The name Cordillera Blanca in and of itself sounds imposing. Known to be one of the biggest mountain ranges in the world, the majority of its peaks measure around 6000 m.a.s.l.
Located 100 km from the Pacific coast and measuring 180 km long, The Cordillera Blanca forms a natural barrier between the coast and the Amazon jungle. Every mountain top is more beautiful than the next, and many hiking trips can be arranged through the Cordillera’s grand mountain passes. The mountain roads were built centuries ago by the native people of the region.
The Cordillera Blanca, and its many beautiful places, is now accessible by various roads using 4x4 vehicles. Huaraz, at 3091 m.a.s.l., used to be a beautiful little town until the terrible earthquake of 1970. Though the village has been reconstructed, it is not quite as beautiful as it used to be. That said, the National Park of Huascaran is close to Huaraz; founded in 1975 the Park is a nature preserve for the amazing flora and fauna of the region. The surrounding landscapes are beyond beautiful, and the area is also well-known for its giant plants called Puyas de Raymondy, some of which measure more than 10 meters. Definitely worth seeing!
To organize your tour in the Cordillera Blanca contact the travel agency Terra Andina Peru 
Busses run up and down the main valley of Huaraz to Caraz, while combis run up to settlements up side valleys, such as Cashapampa or Llupa
Porters and Burros (Donkeys) can be hired to carry loads in trekking routes and to the base camps of mountains.
They will try drive a hard bargin and explain it will take longer than it will, and usually get a written contract to ensure payment.
Chavín de Huántar -- The ruins of Chavín de Huantar are one of the earliest and best-known pre-Columbian sites - dating from 1500 to 300 B.C. They are a striking complex of terraces and squares, surrounded by structures of dressed stone with zoomorphic ornamentation. It can be reached by public transportation or a tour (around s/.20). The entrance is s/.11 and there is a 50% discount for students. There is a small site museum.
The Cordillera Blanca and its Huascarán National Park offer excellent possibilities for trekking.
Duration: 4~6 hours.
Get In: The trail starts at Llupa. There are frequent combis leaving from Huaraz. It's also possible to hire a taxi and start at Pitec.
Description: From Llupa it's about 1 hour walk to Pitec. From there it's about 2 hours uphill to the laguna. The last part involves a bit of rockclimbing. From the laguna there is a short trail leading to the smaller Laguna Churupita.
Duration: 1~2 days.
Get In: The trail starts at a site called Cebollapampa. There is a combi in the morning leaving from Yungay, which is about 1.5 hours from Huaraz. It's also possible to get a shared taxi.
Description: It's about 3~4 hours from the trailhead to the laguna. The views on the way are excellent.

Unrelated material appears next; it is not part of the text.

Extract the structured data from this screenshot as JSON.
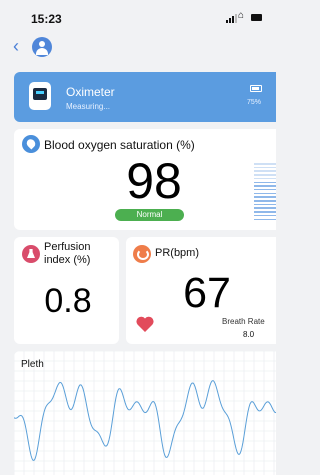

Duration: 4 days.
Get in: You can either start from a place called cashapampa, which is about one hour from Caraz, there are frequent colectivos going. Or you can start at the other side at a place called vacaria, which is about two hours from Yungay.
Description: The Santa Cruz trek is Peru's second most popular trek after the Inca trail.
Cordillera Blanca Tour
Duration: 11 días
Description: An itinerary which includes all of the main attractions of the Cordillera Blanca and all the typical views of the snow-capped peak of Alpamayo (5947 m.a.s.s.) – declared to be the world’s most beautiful mountain by the UN in 1968.
Fried fish, from the mountain lakes.
Spuds/Potatoes which come from the high Andes originally
Cuy/Guinea Pig tasty, but is served as a half or quarter of a body, with only a thin batter hiding the head and teeth...
Soups are often served with a fowl's foot included.
Cafe's usually serve a 2 course menu of soup and a main course for the equivalent of $1 or $2, more rustic establishments will offer cheaper meals
Mate de Coca, a drink made from Coca leaves infused in boiling water, Supposed to cure upset stomachs, Altitude sickness, and almost any ailment.
You get whole leaves in bars or cafes, but you can buy teabags with a handy string to pick the bag out when brewed.
All running water must be treated as suspect, and treated to make it drinkable. There is a risk of guiardia so chlorine treatments only will not kill these, use reverse osmosis filters or iodine drops of boil, but remember as you are at altitude, the water will boil at a lower temperature and you should let it boil for a minute or two, rather than a short boil.
Orange juice, from traders on the street, who use a lathe like device to skin the orange before crushing it.